For a start tea breaks are not abolished, they are made more flexible allowing workers to take breaks when peaks times are at an end.¬† Read more »

Map of the Day

Sponsored by What Power Crisis, click here for this week’s Solar Deal


B1AbuOdCUAEXGbb

We can’t win. ¬†Either people leaving for Aus is bad.
And now it’s bad because they come back and drive our house prices up!


Read more »

Four years old but so accurate for today, Thomas Sewell on Global Warming and other causes

Author Thomas Sowell argues that public demand for intellectuals is largely manufactured by intellectuals themselves. He says intellectuals make alarming predictions using causes like global warming to create a need for their services.

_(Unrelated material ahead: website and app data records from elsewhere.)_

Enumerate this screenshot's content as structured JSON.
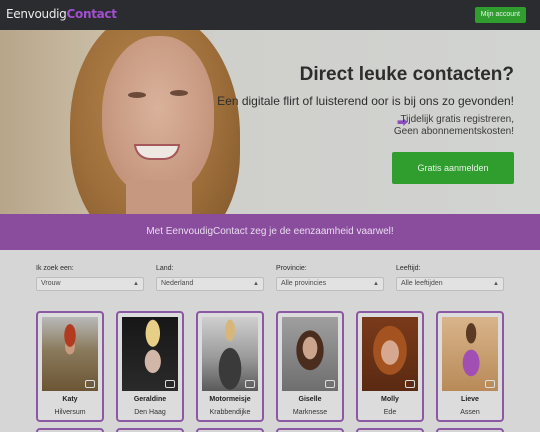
{
  "header": {
    "logo_part1": "Eenvoudig",
    "logo_part2": "Contact",
    "account_label": "Mijn account"
  },
  "hero": {
    "title": "Direct leuke contacten?",
    "subtitle": "Een digitale flirt of luisterend oor is bij ons zo gevonden!",
    "perk_line1": "Tijdelijk gratis registreren,",
    "perk_line2": "Geen abonnementskosten!",
    "perk_icon": "login-icon",
    "cta_label": "Gratis aanmelden"
  },
  "banner": {
    "text": "Met EenvoudigContact zeg je de eenzaamheid vaarwel!"
  },
  "filters": [
    {
      "label": "Ik zoek een:",
      "value": "Vrouw"
    },
    {
      "label": "Land:",
      "value": "Nederland"
    },
    {
      "label": "Provincie:",
      "value": "Alle provincies"
    },
    {
      "label": "Leeftijd:",
      "value": "Alle leeftijden"
    }
  ],
  "profiles": [
    {
      "name": "Katy",
      "city": "Hilversum"
    },
    {
      "name": "Geraldine",
      "city": "Den Haag"
    },
    {
      "name": "Motormeisje",
      "city": "Krabbendijke"
    },
    {
      "name": "Giselle",
      "city": "Marknesse"
    },
    {
      "name": "Molly",
      "city": "Ede"
    },
    {
      "name": "Lieve",
      "city": "Assen"
    }
  ],
  "colors": {
    "brand_purple": "#8a4d9d",
    "button_green": "#2f9e2f",
    "navbar": "#2a2c2f"
  }
}
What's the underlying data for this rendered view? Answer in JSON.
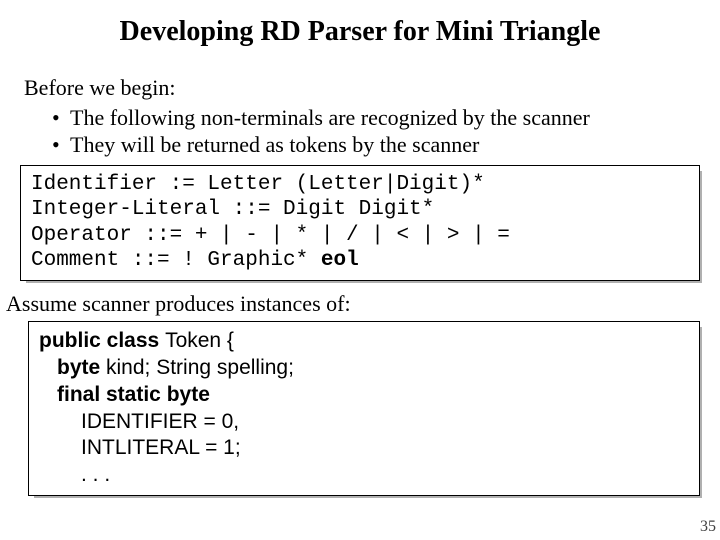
{
  "title": "Developing RD Parser for Mini Triangle",
  "intro": {
    "lead": "Before we begin:",
    "bullets": [
      "The following non-terminals are recognized by the scanner",
      "They will be returned as tokens by the scanner"
    ]
  },
  "grammar": {
    "line1": "Identifier := Letter (Letter|Digit)*",
    "line2": "Integer-Literal ::= Digit Digit*",
    "line3": "Operator ::= + | - | * | / | < | > | =",
    "line4_prefix": "Comment ::= ! Graphic* ",
    "line4_eol": "eol"
  },
  "assume": "Assume scanner produces instances of:",
  "token": {
    "l1a": "public class ",
    "l1b": "Token {",
    "l2a": "byte ",
    "l2b": "kind; String spelling;",
    "l3a": "final static byte",
    "l4": "IDENTIFIER = 0,",
    "l5": "INTLITERAL = 1;",
    "l6": ". . ."
  },
  "pagenum": "35"
}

Which brings us to New Zealand. ¬†¬† Read more »

Where is Grant’s Aspiring Deputy Leader?

Jacinda Ardern has been conspicuous by her absence on Firstline on Friday morning.

This is odd behaviour in the middle of a leadership campaign, especially when Jacinda is apparently her ticket‚Äôs trump card. ¬† Read more »

Is extradition to Germany actually Kim Dotcom’s card get out of jail free card?

monopoly-get-out-of-jail-free

There has been a lot of speculation about whether or not Kim Dotcom may be extradited if his residency is revoked for lying on his application.

There is also debate about where he would be sent to.

Some say Hong Kong as that is where he moved from to live in New Zealand….or to Germany…or to Finland….he holds passports in both of the latter jurisdictions.

Then you have to query David ‘Tainted’ Fisher’s expose…surely he knew about this already when he launched his dictated hagiography that he tried (and failed) to claim was work of journalism.

Could it perhaps be that ‘Tainted’ Fisher wrote the article to actually assist Kim Dotcom escaping justice by fleeing back to Germany? ¬†¬† Read more »

Photo Of The Day

Survivors gaze at photographer Margaret Bourke-White and rescuers from the United States Third Army during the liberation of Buchenwald, April 1945.

Survivors gaze at photographer Margaret Bourke-White and rescuers from the United States Third Army during the liberation of Buchenwald, April 1945.

Behind the Picture: The Liberation of Buchenwald, April 1945

Read more »

Hawkes Bay Regional Council only invites people who agree with them over dodgy socialist dam

The Hawkes Bay Regional Council is holding a public meeting next week, but they don;t want any dissenters, just approved speakers who will toe the party line in waxing lyrical about their dodgy dam.

They have banned one economic from speaking about the economics of the dam because he doesn’t agree with with their¬†rubbish calculations.

An economist who questions the viability of the Ruataniwha Dam will not be invited to speak at a seminar for farmers considering signing up to take water from the irrigation scheme.

Irrigation New Zealand and Federated Farmers are running the seminar in Waipawa next Tuesday.

Irrigation NZ chief executive Andrew Curtis said he would “politely decline” a request from a long-time critic of the Ruataniwha water storage scheme, Transparent Hawke’s Bay, for economist Peter Fraser to be given an opportunity to speak at the event.

Mr Fraser, a Wellington-based consultant and former dairy issues adviser at the Ministry of Agriculture and Forestry, recently wrote a paper that concluded there was “no economic or commercial rationale to proceed with” the Ruataniwha scheme.

But the analysis Mr Fraser’s paper is based on has been rejected by Hawke’s Bay Regional Investment Company (HBRIC) and others associated with the Ruataniwha project who say it relies on a number of incorrect assumptions.

Read more »